Repeat all the data exactly, and where a record holds a picture, leave that picture out.
** Opening Available data block **
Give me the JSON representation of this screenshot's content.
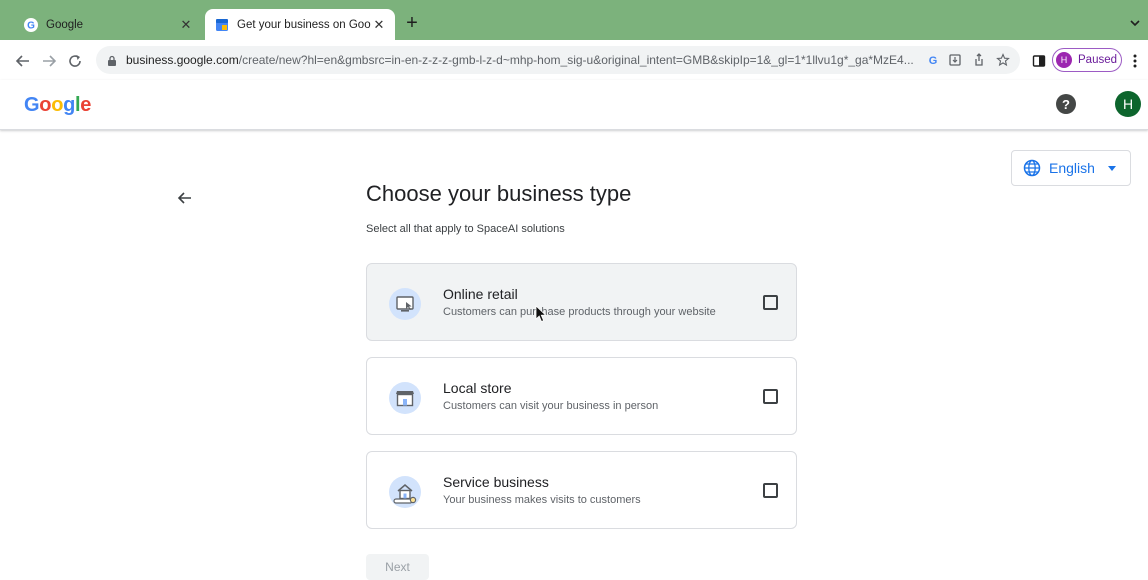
{
  "browser": {
    "tabs": [
      {
        "title": "Google",
        "active": false
      },
      {
        "title": "Get your business on Google",
        "active": true
      }
    ],
    "new_tab": "+",
    "url_host": "business.google.com",
    "url_path": "/create/new?hl=en&gmbsrc=in-en-z-z-z-gmb-l-z-d~mhp-hom_sig-u&original_intent=GMB&skipIp=1&_gl=1*1llvu1g*_ga*MzE4...",
    "profile_initial": "H",
    "profile_status": "Paused"
  },
  "header": {
    "logo_letters": [
      {
        "ch": "G",
        "color": "#4285f4"
      },
      {
        "ch": "o",
        "color": "#ea4335"
      },
      {
        "ch": "o",
        "color": "#fbbc05"
      },
      {
        "ch": "g",
        "color": "#4285f4"
      },
      {
        "ch": "l",
        "color": "#34a853"
      },
      {
        "ch": "e",
        "color": "#ea4335"
      }
    ],
    "help_symbol": "?",
    "avatar_initial": "H"
  },
  "language": {
    "label": "English"
  },
  "page": {
    "title": "Choose your business type",
    "subtitle": "Select all that apply to SpaceAI solutions"
  },
  "options": [
    {
      "name": "Online retail",
      "description": "Customers can purchase products through your website",
      "icon": "monitor-icon",
      "checked": false
    },
    {
      "name": "Local store",
      "description": "Customers can visit your business in person",
      "icon": "storefront-icon",
      "checked": false
    },
    {
      "name": "Service business",
      "description": "Your business makes visits to customers",
      "icon": "house-map-icon",
      "checked": false
    }
  ],
  "next_label": "Next",
  "colors": {
    "accent": "#1a73e8",
    "tab_strip": "#7cb27c"
  }
}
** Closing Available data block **
▶ **Response**
Give me the JSON representation of this screenshot's content.
{
  "browser": {
    "tabs": [
      {
        "title": "Google",
        "active": false
      },
      {
        "title": "Get your business on Google",
        "active": true
      }
    ],
    "new_tab": "+",
    "url_host": "business.google.com",
    "url_path": "/create/new?hl=en&gmbsrc=in-en-z-z-z-gmb-l-z-d~mhp-hom_sig-u&original_intent=GMB&skipIp=1&_gl=1*1llvu1g*_ga*MzE4...",
    "profile_initial": "H",
    "profile_status": "Paused"
  },
  "header": {
    "logo_letters": [
      {
        "ch": "G",
        "color": "#4285f4"
      },
      {
        "ch": "o",
        "color": "#ea4335"
      },
      {
        "ch": "o",
        "color": "#fbbc05"
      },
      {
        "ch": "g",
        "color": "#4285f4"
      },
      {
        "ch": "l",
        "color": "#34a853"
      },
      {
        "ch": "e",
        "color": "#ea4335"
      }
    ],
    "help_symbol": "?",
    "avatar_initial": "H"
  },
  "language": {
    "label": "English"
  },
  "page": {
    "title": "Choose your business type",
    "subtitle": "Select all that apply to SpaceAI solutions"
  },
  "options": [
    {
      "name": "Online retail",
      "description": "Customers can purchase products through your website",
      "icon": "monitor-icon",
      "checked": false
    },
    {
      "name": "Local store",
      "description": "Customers can visit your business in person",
      "icon": "storefront-icon",
      "checked": false
    },
    {
      "name": "Service business",
      "description": "Your business makes visits to customers",
      "icon": "house-map-icon",
      "checked": false
    }
  ],
  "next_label": "Next",
  "colors": {
    "accent": "#1a73e8",
    "tab_strip": "#7cb27c"
  }
}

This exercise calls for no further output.